Mabus Mabus - 2 months ago 5
C Question

What happened with the relocating allocator?

I was reading old glibc documentation here when I saw three strange functions that I had never seen before (r_alloc, r_alloc_free and r_re_alloc). They implemented an allocator that realocates memory for defragmentation purposes, I think, but I can't find more info anywhere else.

Can you tell me more about that functions? Are they still in Glibc? If not, why they were removed?


Can you tell me more about that functions?

What do you want to know about them? They are pretty clearly described in the manual in which you've found them.
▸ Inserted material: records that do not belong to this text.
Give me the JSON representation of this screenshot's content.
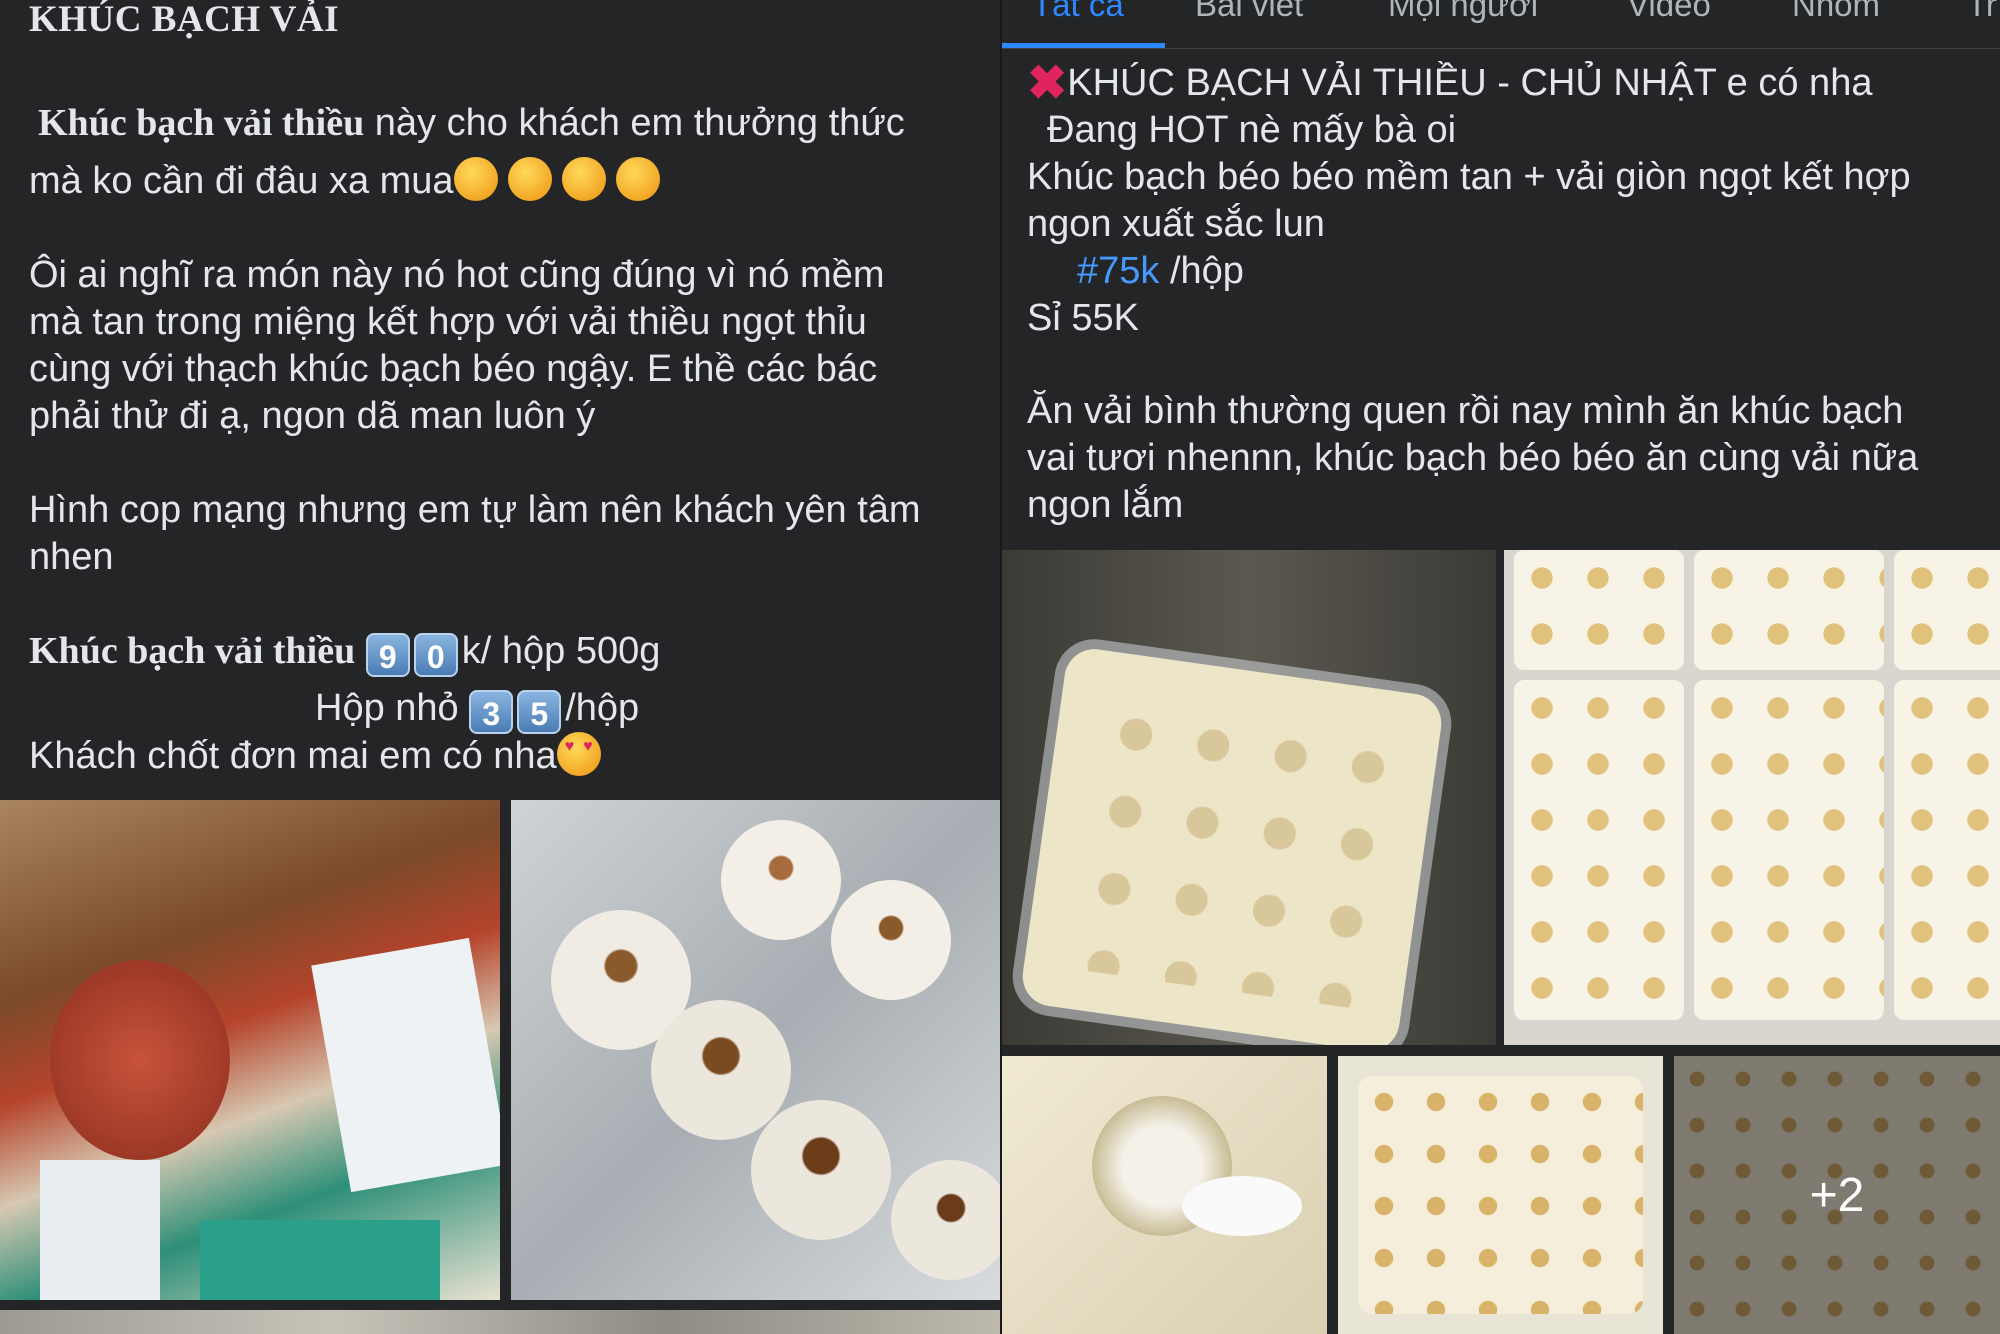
{
  "left_post": {
    "title": "KHÚC BẠCH VẢI",
    "intro_bold": "Khúc bạch vải thiều",
    "intro_rest": " này cho khách em thưởng thức",
    "intro_line2": "mà ko cần đi đâu xa mua",
    "para2": [
      "Ôi ai nghĩ ra món này nó hot cũng đúng vì nó mềm",
      "mà tan trong miệng kết hợp với vải thiều ngọt thỉu",
      "cùng với thạch khúc bạch béo ngậy. E thề các bác",
      "phải thử đi ạ, ngon dã man luôn ý"
    ],
    "para3": [
      "Hình cop mạng nhưng em tự làm nên khách yên tâm",
      "nhen"
    ],
    "price_bold": "Khúc bạch vải thiều",
    "price_keys": [
      "9",
      "0"
    ],
    "price_rest": "k/ hộp 500g",
    "small_label": "Hộp nhỏ",
    "small_keys": [
      "3",
      "5"
    ],
    "small_rest": "/hộp",
    "closing": "Khách chốt đơn mai em có nha"
  },
  "right_post": {
    "tabs": [
      "Tất cả",
      "Bài viết",
      "Mọi người",
      "Video",
      "Nhóm",
      "Tr"
    ],
    "line1": "KHÚC BẠCH VẢI THIỀU  - CHỦ NHẬT  e có nha",
    "line2": "Đang HOT nè mấy bà oi",
    "line3": "Khúc bạch béo béo mềm tan + vải giòn ngọt kết hợp",
    "line4": "ngon xuất sắc lun",
    "hashtag": "#75k",
    "price_unit": " /hộp",
    "line6": "Sỉ 55K",
    "para2": [
      "Ăn vải bình thường quen rồi nay mình ăn khúc bạch",
      "vai tươi nhennn, khúc bạch béo béo ăn cùng vải nữa",
      "ngon lắm"
    ],
    "more_photos": "+2"
  },
  "colors": {
    "background": "#242526",
    "text": "#e4e6eb",
    "accent": "#2d88ff"
  }
}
They are somewhat similar to Win32 LocalAlloc and LocalLock -- you get a handle to memory object, but to get the usable address of that object requires an extra step. These are generally a bad idea, except on extremely memory constrained systems.

Are they still in Glibc?


If not, why they were removed?

Because they are generally a bad idea, and breed to hard-to-find bugs.


What kind of bugs are possible by using something like that?

Here is an example:

const char *my_strcat(const char *a, const char *b)
  const size_t len_a = strlen(a);
  const size_t len_b = strlen(b);
  void** handle = malloc(sizeof(void*));

  if (r_alloc((void**)handle, len_a + len_b + 1) == NULL) return NULL;
  memcpy(*handle, a, len_a);
  memcpy(*handle + len_a, b, len_b + 1);

  return handle;

// There are memory leaks here. Ignore them for now.
int main()
  void** block1 = my_strcat("def", "ghi");
  void** block2 = my_strcat("abc", (const char*)*block1);

  return strcmp((const char*)*block2, "abcdefghi");

Can you spot the bug?

The program will sometimes succeed, sometimes fail with non-zero exit code, and sometimes crash with SIGSEGV.

The reason is that after every call to r_* every handle can receive a new value; invalidating any pointers derived from them like the b parameter in the second call to my_strcat.